** REQUIREMENT **
Reproduce every entry exactly as written.

** INPUT DATA **
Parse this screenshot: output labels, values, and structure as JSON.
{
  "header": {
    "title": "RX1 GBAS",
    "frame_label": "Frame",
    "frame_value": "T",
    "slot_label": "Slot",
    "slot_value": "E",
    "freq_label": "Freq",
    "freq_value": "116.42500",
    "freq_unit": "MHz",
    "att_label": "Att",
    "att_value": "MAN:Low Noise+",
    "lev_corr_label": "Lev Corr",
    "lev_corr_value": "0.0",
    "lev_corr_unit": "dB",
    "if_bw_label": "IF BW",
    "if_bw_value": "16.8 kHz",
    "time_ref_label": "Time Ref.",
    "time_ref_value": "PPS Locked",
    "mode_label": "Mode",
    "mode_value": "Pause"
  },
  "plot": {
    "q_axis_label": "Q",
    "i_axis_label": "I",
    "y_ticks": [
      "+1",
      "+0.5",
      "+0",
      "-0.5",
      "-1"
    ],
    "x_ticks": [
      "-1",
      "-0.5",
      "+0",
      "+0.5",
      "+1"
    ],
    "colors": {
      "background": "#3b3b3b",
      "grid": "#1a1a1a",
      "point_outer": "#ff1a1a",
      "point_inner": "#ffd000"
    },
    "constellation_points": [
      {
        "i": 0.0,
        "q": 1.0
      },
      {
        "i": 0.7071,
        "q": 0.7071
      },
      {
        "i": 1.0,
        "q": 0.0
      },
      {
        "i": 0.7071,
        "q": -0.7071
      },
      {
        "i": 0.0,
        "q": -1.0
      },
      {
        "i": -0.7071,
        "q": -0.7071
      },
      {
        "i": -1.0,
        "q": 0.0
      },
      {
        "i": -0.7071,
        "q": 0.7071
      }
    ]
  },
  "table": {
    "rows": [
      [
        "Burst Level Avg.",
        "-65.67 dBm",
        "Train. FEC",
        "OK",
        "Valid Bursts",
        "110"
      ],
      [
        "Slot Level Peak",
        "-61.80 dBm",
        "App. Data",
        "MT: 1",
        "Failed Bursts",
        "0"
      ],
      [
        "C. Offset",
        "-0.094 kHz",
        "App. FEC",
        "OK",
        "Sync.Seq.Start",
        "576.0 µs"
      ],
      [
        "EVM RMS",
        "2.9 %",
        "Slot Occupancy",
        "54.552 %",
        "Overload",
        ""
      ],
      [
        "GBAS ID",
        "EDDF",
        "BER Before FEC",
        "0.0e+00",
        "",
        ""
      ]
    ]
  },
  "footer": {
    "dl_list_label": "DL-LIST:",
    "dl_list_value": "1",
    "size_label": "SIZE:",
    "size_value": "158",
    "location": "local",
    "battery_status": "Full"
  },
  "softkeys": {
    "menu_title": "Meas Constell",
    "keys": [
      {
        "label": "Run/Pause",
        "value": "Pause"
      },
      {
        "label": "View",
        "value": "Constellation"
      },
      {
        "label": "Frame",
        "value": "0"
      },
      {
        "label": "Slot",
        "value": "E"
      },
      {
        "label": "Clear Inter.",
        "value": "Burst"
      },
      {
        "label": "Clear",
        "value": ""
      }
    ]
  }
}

** FINISHED TASK **
Parse this screenshot: output labels, values, and structure as JSON.
{
  "header": {
    "title": "RX1 GBAS",
    "frame_label": "Frame",
    "frame_value": "T",
    "slot_label": "Slot",
    "slot_value": "E",
    "freq_label": "Freq",
    "freq_value": "116.42500",
    "freq_unit": "MHz",
    "att_label": "Att",
    "att_value": "MAN:Low Noise+",
    "lev_corr_label": "Lev Corr",
    "lev_corr_value": "0.0",
    "lev_corr_unit": "dB",
    "if_bw_label": "IF BW",
    "if_bw_value": "16.8 kHz",
    "time_ref_label": "Time Ref.",
    "time_ref_value": "PPS Locked",
    "mode_label": "Mode",
    "mode_value": "Pause"
  },
  "plot": {
    "q_axis_label": "Q",
    "i_axis_label": "I",
    "y_ticks": [
      "+1",
      "+0.5",
      "+0",
      "-0.5",
      "-1"
    ],
    "x_ticks": [
      "-1",
      "-0.5",
      "+0",
      "+0.5",
      "+1"
    ],
    "colors": {
      "background": "#3b3b3b",
      "grid": "#1a1a1a",
      "point_outer": "#ff1a1a",
      "point_inner": "#ffd000"
    },
    "constellation_points": [
      {
        "i": 0.0,
        "q": 1.0
      },
      {
        "i": 0.7071,
        "q": 0.7071
      },
      {
        "i": 1.0,
        "q": 0.0
      },
      {
        "i": 0.7071,
        "q": -0.7071
      },
      {
        "i": 0.0,
        "q": -1.0
      },
      {
        "i": -0.7071,
        "q": -0.7071
      },
      {
        "i": -1.0,
        "q": 0.0
      },
      {
        "i": -0.7071,
        "q": 0.7071
      }
    ]
  },
  "table": {
    "rows": [
      [
        "Burst Level Avg.",
        "-65.67 dBm",
        "Train. FEC",
        "OK",
        "Valid Bursts",
        "110"
      ],
      [
        "Slot Level Peak",
        "-61.80 dBm",
        "App. Data",
        "MT: 1",
        "Failed Bursts",
        "0"
      ],
      [
        "C. Offset",
        "-0.094 kHz",
        "App. FEC",
        "OK",
        "Sync.Seq.Start",
        "576.0 µs"
      ],
      [
        "EVM RMS",
        "2.9 %",
        "Slot Occupancy",
        "54.552 %",
        "Overload",
        ""
      ],
      [
        "GBAS ID",
        "EDDF",
        "BER Before FEC",
        "0.0e+00",
        "",
        ""
      ]
    ]
  },
  "footer": {
    "dl_list_label": "DL-LIST:",
    "dl_list_value": "1",
    "size_label": "SIZE:",
    "size_value": "158",
    "location": "local",
    "battery_status": "Full"
  },
  "softkeys": {
    "menu_title": "Meas Constell",
    "keys": [
      {
        "label": "Run/Pause",
        "value": "Pause"
      },
      {
        "label": "View",
        "value": "Constellation"
      },
      {
        "label": "Frame",
        "value": "0"
      },
      {
        "label": "Slot",
        "value": "E"
      },
      {
        "label": "Clear Inter.",
        "value": "Burst"
      },
      {
        "label": "Clear",
        "value": ""
      }
    ]
  }
}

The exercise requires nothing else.